**** TASK DATA
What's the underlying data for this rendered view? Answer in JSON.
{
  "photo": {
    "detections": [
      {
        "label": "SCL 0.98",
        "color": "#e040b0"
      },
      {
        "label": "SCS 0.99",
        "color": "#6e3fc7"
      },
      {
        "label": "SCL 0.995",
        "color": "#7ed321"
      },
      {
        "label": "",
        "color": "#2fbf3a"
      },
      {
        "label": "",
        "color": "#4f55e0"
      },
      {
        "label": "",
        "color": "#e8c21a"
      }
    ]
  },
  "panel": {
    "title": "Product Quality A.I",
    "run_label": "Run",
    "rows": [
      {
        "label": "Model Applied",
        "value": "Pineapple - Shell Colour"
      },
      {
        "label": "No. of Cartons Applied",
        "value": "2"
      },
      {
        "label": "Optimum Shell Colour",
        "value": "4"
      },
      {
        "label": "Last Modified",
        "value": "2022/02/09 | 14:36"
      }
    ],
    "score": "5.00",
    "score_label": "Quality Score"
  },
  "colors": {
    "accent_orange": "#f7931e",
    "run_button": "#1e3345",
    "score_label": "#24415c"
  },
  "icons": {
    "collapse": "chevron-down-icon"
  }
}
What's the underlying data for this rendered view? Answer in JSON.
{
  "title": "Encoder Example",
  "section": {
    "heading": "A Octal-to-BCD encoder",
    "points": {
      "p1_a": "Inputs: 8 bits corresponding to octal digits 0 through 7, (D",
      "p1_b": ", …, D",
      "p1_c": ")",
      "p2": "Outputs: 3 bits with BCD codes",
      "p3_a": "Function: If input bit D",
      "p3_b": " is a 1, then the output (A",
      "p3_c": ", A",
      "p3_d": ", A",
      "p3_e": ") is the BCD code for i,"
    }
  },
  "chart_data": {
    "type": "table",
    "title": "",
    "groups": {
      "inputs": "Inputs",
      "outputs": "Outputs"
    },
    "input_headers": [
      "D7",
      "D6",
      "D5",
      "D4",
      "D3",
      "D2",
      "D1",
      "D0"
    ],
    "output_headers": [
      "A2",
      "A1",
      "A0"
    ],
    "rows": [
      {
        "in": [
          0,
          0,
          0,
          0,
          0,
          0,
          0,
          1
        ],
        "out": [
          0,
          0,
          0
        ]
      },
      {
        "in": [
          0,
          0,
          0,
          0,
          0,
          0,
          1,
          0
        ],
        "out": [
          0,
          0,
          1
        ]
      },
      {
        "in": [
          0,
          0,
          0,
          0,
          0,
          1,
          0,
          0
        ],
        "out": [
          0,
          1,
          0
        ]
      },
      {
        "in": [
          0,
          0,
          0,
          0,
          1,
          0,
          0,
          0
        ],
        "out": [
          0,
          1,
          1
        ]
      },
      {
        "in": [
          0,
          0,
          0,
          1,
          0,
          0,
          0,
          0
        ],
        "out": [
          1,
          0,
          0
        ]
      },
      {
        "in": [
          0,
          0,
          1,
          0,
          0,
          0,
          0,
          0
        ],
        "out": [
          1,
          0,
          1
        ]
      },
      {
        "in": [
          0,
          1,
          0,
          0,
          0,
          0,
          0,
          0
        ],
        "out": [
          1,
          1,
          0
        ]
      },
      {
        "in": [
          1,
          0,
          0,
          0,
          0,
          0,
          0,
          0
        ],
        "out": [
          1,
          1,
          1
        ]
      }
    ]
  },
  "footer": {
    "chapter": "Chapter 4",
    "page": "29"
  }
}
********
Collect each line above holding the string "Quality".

    "title": "Product Quality A.I",
    "score_label": "Quality Score"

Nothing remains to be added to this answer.